Trade in the skulls of "critically endangered" animals is causing pointed conservation concerns.
Customs at Paris' Roissy Charles-de-Gaulle could indeed open a natural history museum.
In seven months, 718 animal skulls - including 392 from protected primates - have been intercepted at France's biggest airport in parcels.
The skulls are seized on an almost daily basis, as officials denounce a trade that is as lucrative as it is morbid and worrying.
These bones, mainly shipped from Cameroon, were headed to the United States for collectors wishing to build up curiosity cabinets or as prizes and gifts for hunting associations.
Animal trafficking: The world's fourth most profitable trade
Buying and selling animal skulls is often illegal as a form of trafficking, though much depends on whether it is a protected species or covered by treaties and regulations.
"Trafficking protected species is one of the most profitable businesses, after drugs, arms and human beings, with profits ranging from 8 to 20 billion euros each year", Gilbert Beltran, inter-regional director of Roissy customs, said at an official ceremony.
He painted the activity as "sordid traffic".
In total, 718 animal skulls were seized by customs in seven months. Some packages contained whole specimens, heads, forearms or hands of primates, which are all destroyed for health reasons. Yet, other species (otters, felines, monitor lizards and birds of prey) were also being trafficked.
In one extraordinary case dating back to 2 May 2022, customs officers at Roissy discovered seven primate skulls in postal parcels from Africa. During other checks, dozens of primate skulls were found.
"These primates were first hunted for their meat. The resale of skulls is a trade of opportunity", explained Fabrice Gayet, a customs officer and wildlife trafficking expert.
According to him, each small primate skull fetches between €30 and €50 each, which increases to €400 to €500 for those of drills and mandrills and between €800 and €1,000 for those of chimpanzees.
'Critically endangered' species
Animals under threat are being traded.
Paris officials have intercepted several skulls of the Cameroon red colobus, an animal in "critical danger of extinction" according to the International Union for Conservation of Nature (IUCN).
So too have mandrill skulls, also considered "vulnerable".
Live animals or their parts, such as bones or organs, can only be moved with specific permits. None of the packages intercepted at Roissy had these permits.
"Four hundred skulls seized in just seven months... [is fuelling] the hecatomb of primates in these forests, which are being pillaged to satisfy collectors, even though these primates are threatened with extinction", said Sabrina Krief, a great ape specialist.

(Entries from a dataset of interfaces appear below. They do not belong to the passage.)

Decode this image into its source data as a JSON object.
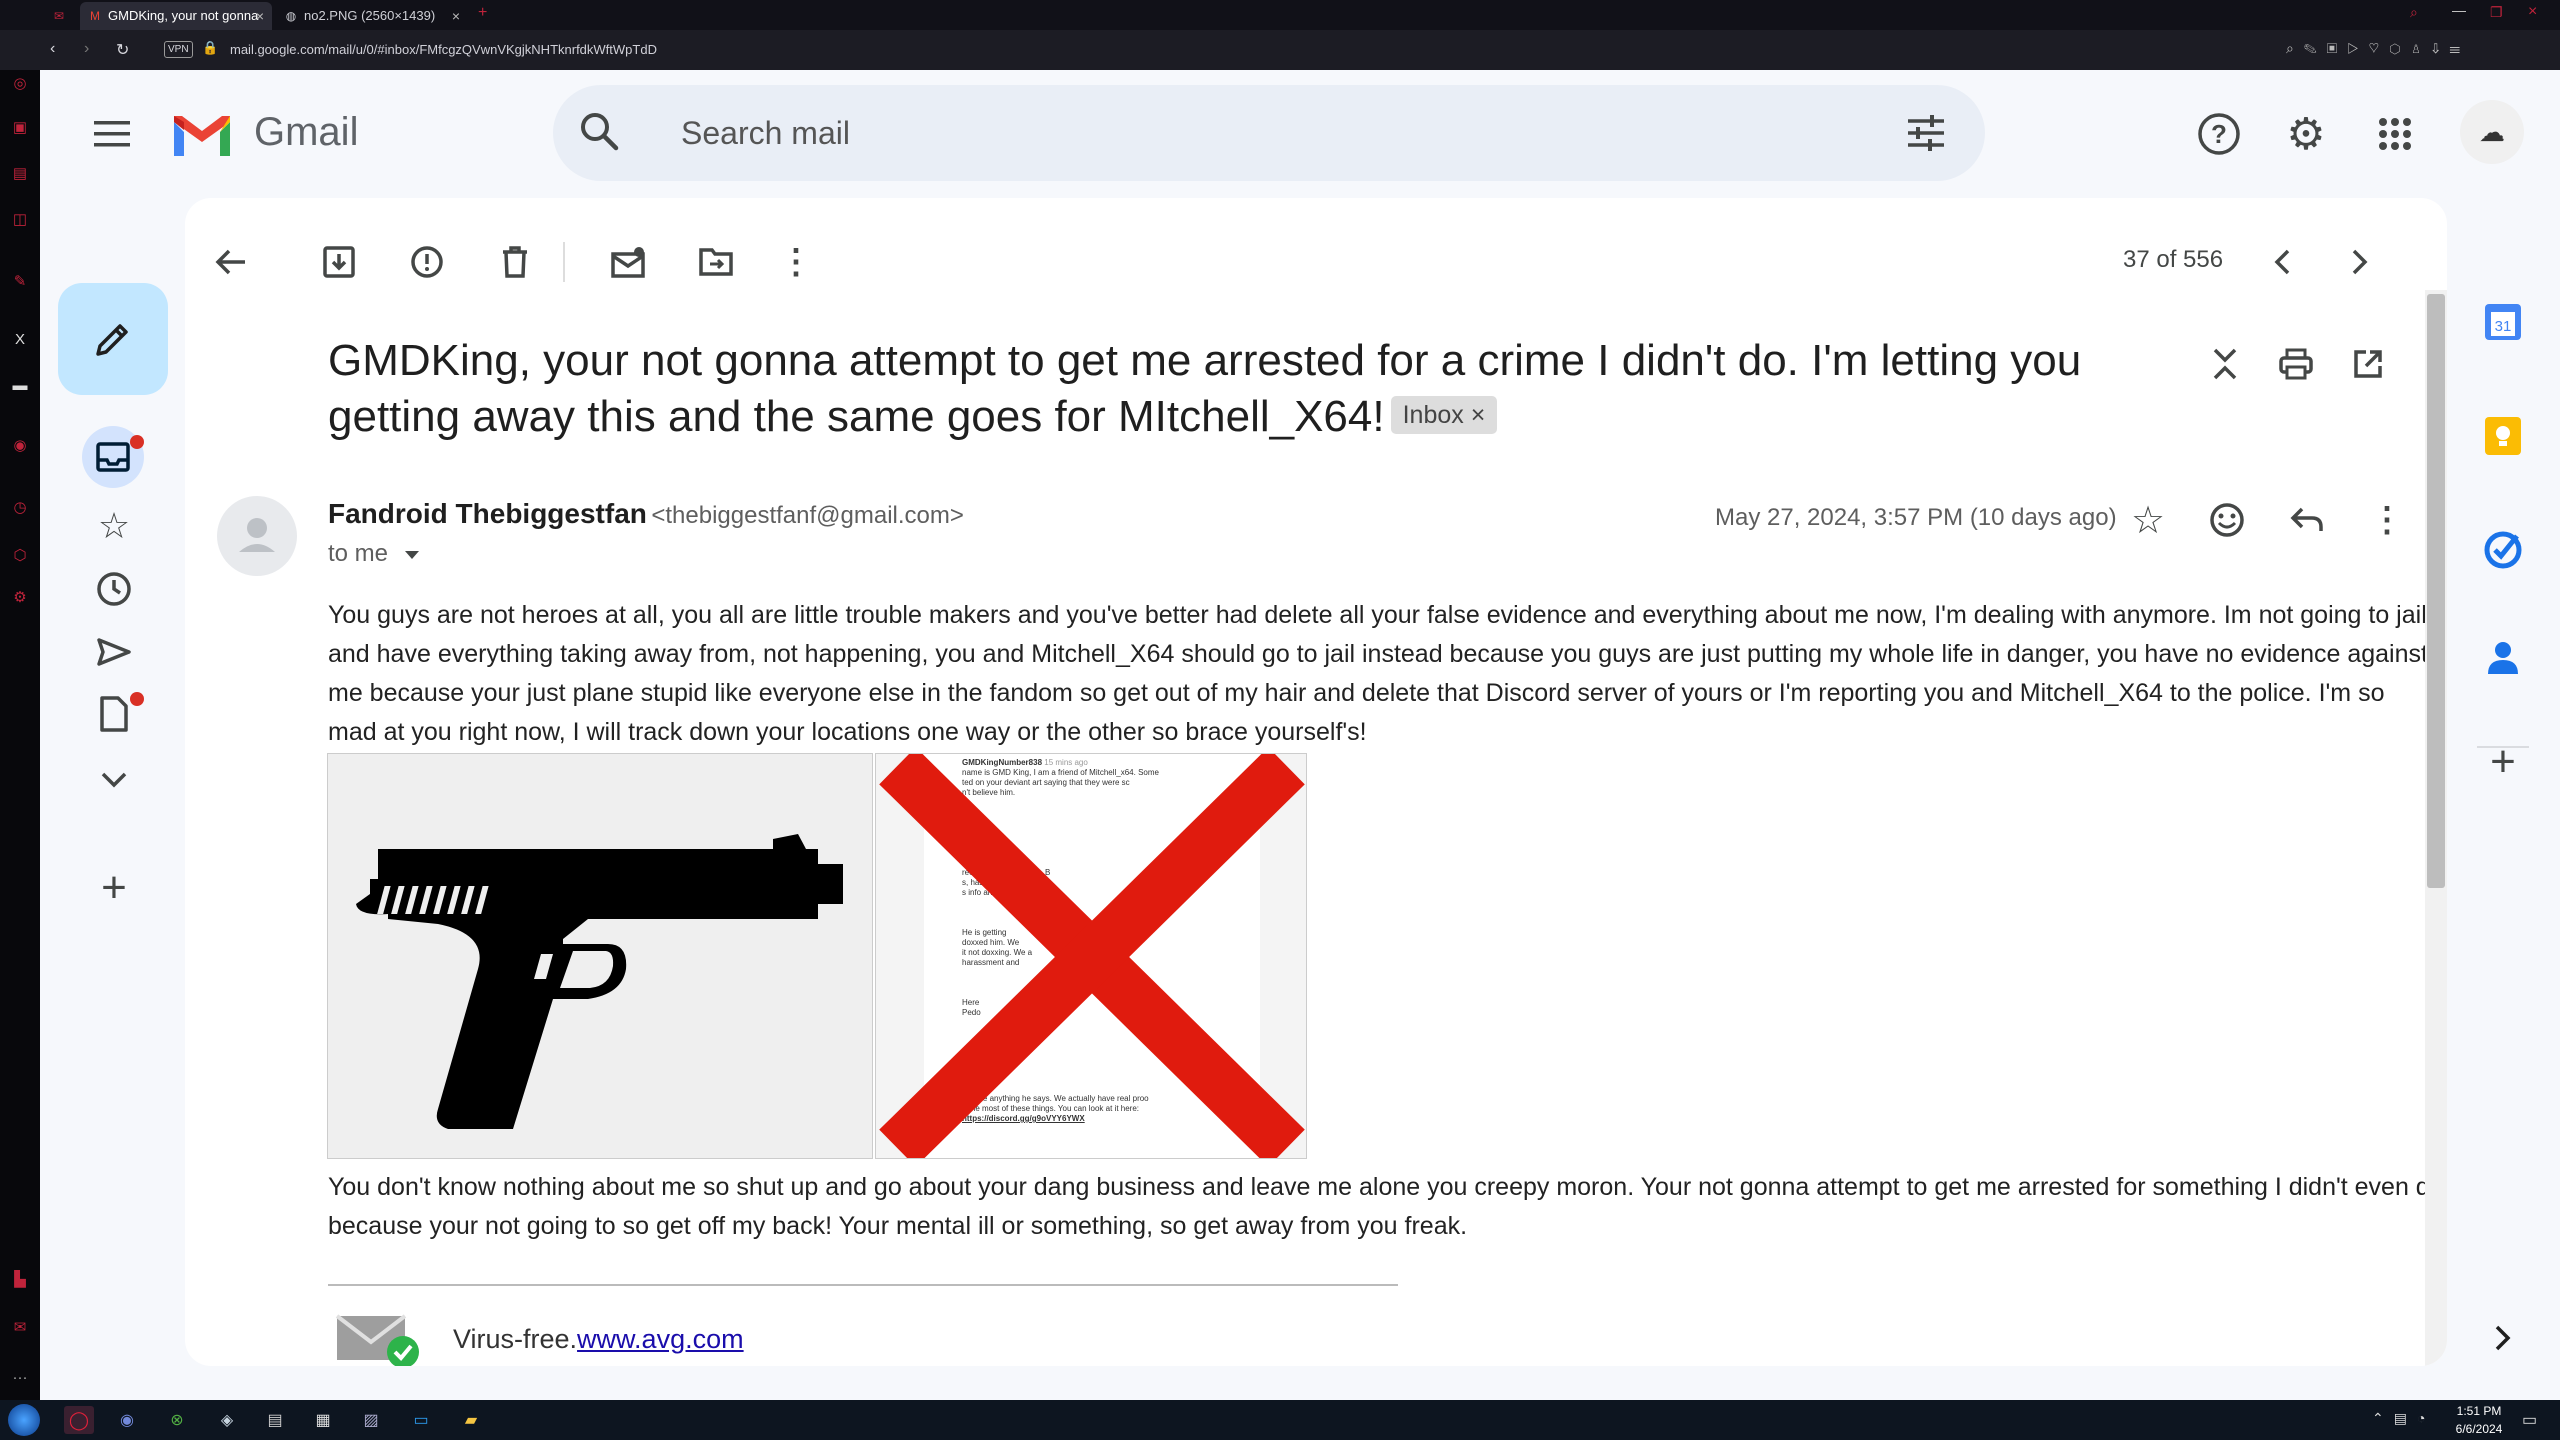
{
  "browser": {
    "tabs": [
      {
        "title": "GMDKing, your not gonna",
        "active": true
      },
      {
        "title": "no2.PNG (2560×1439)",
        "active": false
      }
    ],
    "add_tab": "+",
    "vpn_badge": "VPN",
    "url": "mail.google.com/mail/u/0/#inbox/FMfcgzQVwnVKgjkNHTknrfdkWftWpTdD"
  },
  "gmail": {
    "logo_text": "Gmail",
    "search_placeholder": "Search mail",
    "pagination": "37 of 556",
    "subject": "GMDKing, your not gonna attempt to get me arrested for a crime I didn't do. I'm letting you getting away this and the same goes for MItchell_X64!",
    "label_chip": "Inbox",
    "label_chip_close": "×",
    "sender_name": "Fandroid Thebiggestfan",
    "sender_email": "<thebiggestfanf@gmail.com>",
    "recipient": "to me",
    "date": "May 27, 2024, 3:57 PM (10 days ago)",
    "body_paragraph_1": "You guys are not heroes at all, you all are little trouble makers and you've better had delete all your false evidence and everything about me now, I'm dealing with anymore. Im not going to jail and have everything taking away from, not happening, you and Mitchell_X64 should go to jail instead because you guys are just putting my whole life in danger, you have no evidence against me because your just plane stupid like everyone else in the fandom so get out of my hair and delete that Discord server of yours or I'm reporting you and Mitchell_X64 to the police. I'm so mad at you right now, I will track down your locations one way or the other so brace yourself's!",
    "body_paragraph_2": "You don't know nothing about me so shut up and go about your dang business and leave me alone you creepy moron. Your not gonna attempt to get me arrested for something I didn't even do because your not going to so get off my back! Your mental ill or something, so get away from you freak.",
    "signature_prefix": "Virus-free.",
    "signature_link": "www.avg.com",
    "calendar_badge": "31",
    "attachment_2_lines": {
      "username": "GMDKingNumber838",
      "time": "15 mins ago",
      "line1": "name is GMD King, I am a friend of Mitchell_x64. Some",
      "line2": "ted on your deviant art saying that they were sc",
      "line3": "n't believe him.",
      "line4": "ree25, FandroidBuddy, B",
      "line5": "s, has been haras",
      "line6": "s info and a",
      "line7": "He is getting",
      "line8": "doxxed him. We",
      "line9": "it not doxxing. We a",
      "line10": "harassment and",
      "line11": "Here",
      "line12": "Pedo",
      "line13": "ssion of CP (7)",
      "line14": "believe anything he says. We actually have real proo",
      "line15": "done most of these things. You can look at it here:",
      "line16": "https://discord.gg/g9oVYY6YWX"
    }
  },
  "taskbar": {
    "time": "1:51 PM",
    "date": "6/6/2024"
  },
  "colors": {
    "gmail_bg": "#f6f8fc",
    "compose_bg": "#c2e7ff",
    "red_x": "#e01b0e",
    "link": "#1a0dab"
  }
}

Illegal trafficking also increases the risk of transmission of pathogens between species.
Primates are under particular scrutiny because their genetic makeup is similar to that of humans, which amplifies the risk of disease transmission.
"Wildlife trafficking is serious organised crime and a direct and growing threat to biodiversity, global security and the rule of law", warned Frans Timmermans, Vice-President of the European Commission, in November 2022.
Between 2008 and 2017, more than 28 million animals were imported into France, the leading European destination for corals, reptiles and many other species.
Illegal trade in protected species by an organised gang can be punishable by seven years imprisonment and a fine of €750,000 in France.
The skulls seized between May and December 2022 will be sent to the Natural History Museum (MHN) in Aix-en-Provence for study and conservation.